Bush says he won't leave U.S. at Saddam's mercy
From John King
WASHINGTON (CNN) -- Iraqi President Saddam Hussein has "no intention of disarming" and presents a direct threat to the United States that must be confronted -- with or without U.N. approval, President Bush said Thursday.
"The risk of doing nothing, the risk of hoping that Saddam Hussein changes his mind and becomes a gentle soul, the risk that somehow inaction will make the world safer, is a risk I'm not willing to take for the American people," Bush said in his prime-time news conference.
"My job is to protect America, and that's what I'm going to do," he said. "I believe Saddam Hussein is a threat to the American people. I believe he's a threat to the neighborhood in which he lives.... I take the threat seriously, and I'll deal with the threat."
Bush stopped short of saying he's decided to take military action against Iraq, and said he still hopes a confrontation can be avoided. However, the president described diplomatic efforts to end the crisis as being in their "last phase," and at times he appeared openly skeptical that war could be averted.
"I wish that Saddam Hussein had listened to the demands of the world and disarmed. That was my hope," he said. "I hope we don't have to go to war. But if we go to war, we will disarm Iraq. And if we go to war, there will be a regime change."
"I know we'll prevail, and out of that disarmament of Saddam will come a better world, particularly for the people who live in Iraq."
Bush also said the United States will push next week for a vote on a new U.N. Security Council resolution, finding Iraq in breach of previous disarmament resolutions, even if it's clear there are not enough votes for it to pass.
"It's time for people to show their cards, let the world know where they stand when it comes to Saddam."
France, Russia and China, all permanent Security Council members with veto power, have expressed opposition to the resolution, along with Germany, a non-permanent council member. Administration officials had been hinting they might pull the resolution prior to a vote, rather than see it defeated.
Bush also made it clear that though the United States would prefer to work through the United Nations, he is ready and willing to take military action, even if the world body balks.
"I'm confident the American people understand that when it comes to our security, if we need to act, we will act.
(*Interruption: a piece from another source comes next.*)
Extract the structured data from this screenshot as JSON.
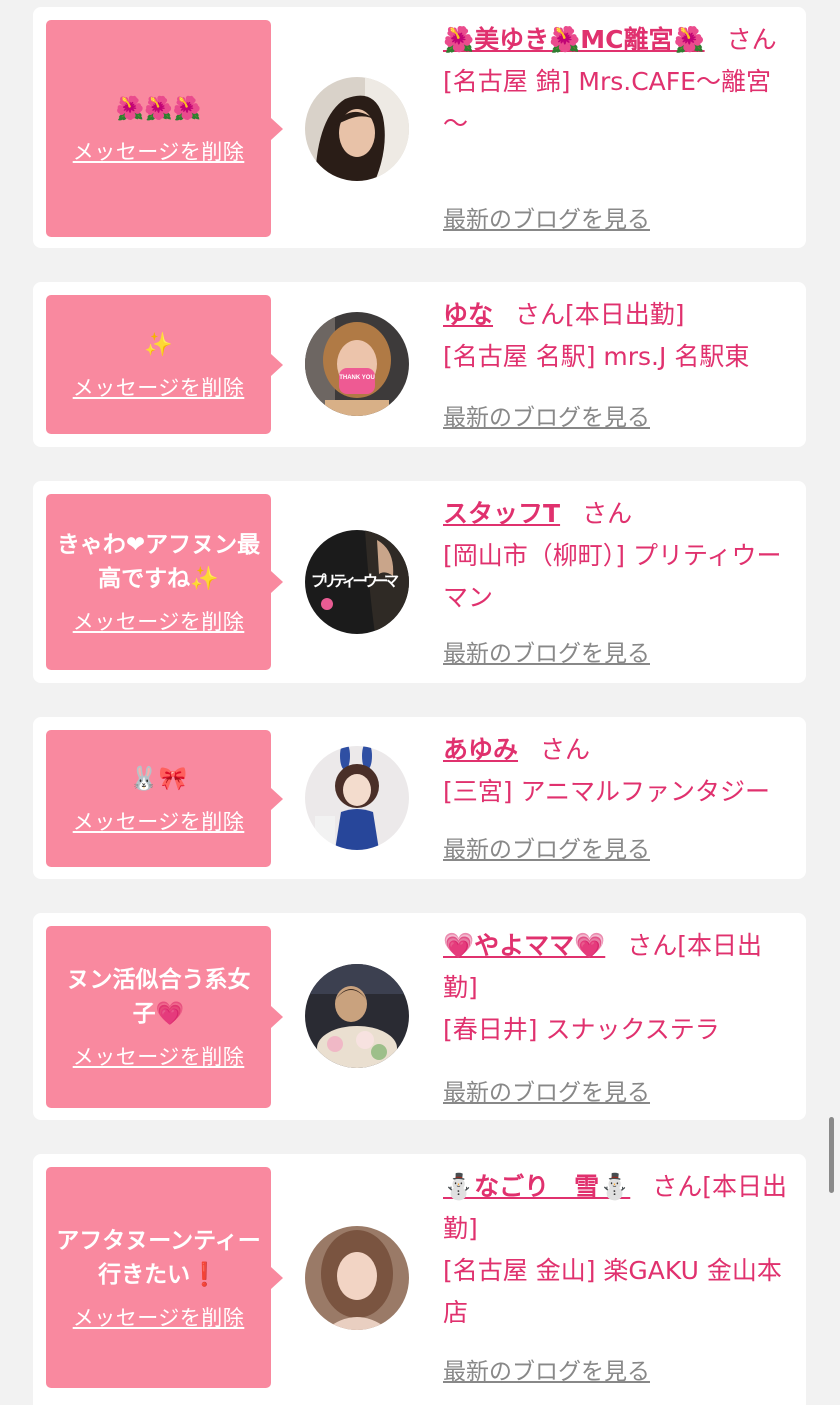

And we really don't need United Nations approval to do so," he said. "When it comes to our security, we really don't need anybody's permission."
But Bush also said that "when it's all said and done," the United States will have significant international support.
"If we have to use force, a lot of nations will be with us," he said.
The president expressed skepticism that giving U.N. weapons inspectors more time to do their work might lead to disarmament of Iraq, diffusing the crisis without war.
He said that while Saddam was allowing U.N. inspectors to destroy some missiles, the Iraqi president had ordered the production of new missiles. Bush also accused Iraqi operatives of moving biological and chemical agents around once or twice a day and even hiding them inside cars parked in residential neighborhoods to avoid detection.
"If the Iraqi regime were disarming, we would know it, because we would see it. Iraq's weapons would be presented to the inspectors, and the world would witness their destruction," he said. "Instead, with the world demanding disarmament, and more than 200,000 troops positioned near his country, Saddam Hussein's response is to produce a few weapons for show, while he hides the rest and builds even more."
"Inspection teams do not need more time or more personnel. All they need is what they have never received -- the full cooperation of the Iraqi regime."
On Friday, chief U.N. weapons inspector Hans Blix will report to the Security Council on the progress of the inspection process. Bush said Blix needs "to answer a single question -- has the Iraqi regime fully and unconditionally disarmed ... or has it not?"
Making his case for the danger Saddam poses to the American people, Bush said he believes Iraq could provide weapons of mass destruction to terrorists wanting to attack the United States, as they did on September 11, 2001.
"The price of doing nothing exceeds the price of taking action if we have to," he said. "The cost of the attacks on America on September 11th were enormous. They were significant. And I'm not willing to take that chance again."
But he also reiterated statements made in a speech last week that he believes a post-Saddam Iraq, with democratic institutions, could "serve as a catalyst for change" in the Middle East.
The president said that U.N. inspectors, aid workers and journalists inside Iraq would be warned and given a change to leave before any military action begins.
Bush also praised the cooperative efforts that led to the recent capture of al Qaeda operations chief, Khalid Shaikh Mohammed and said, "We must smoke these al Qaeda types out one at a time."
When asked about North Korea, he said he was concerned about the Communist country developing nuclear weapons because it may choose to use them or sell them to dictators who might use them "to impose their will on the world."
The president said the United Nations, China, Russia, Japan and South Korea were all discussing the matter and he was hopeful for a diplomatic solution.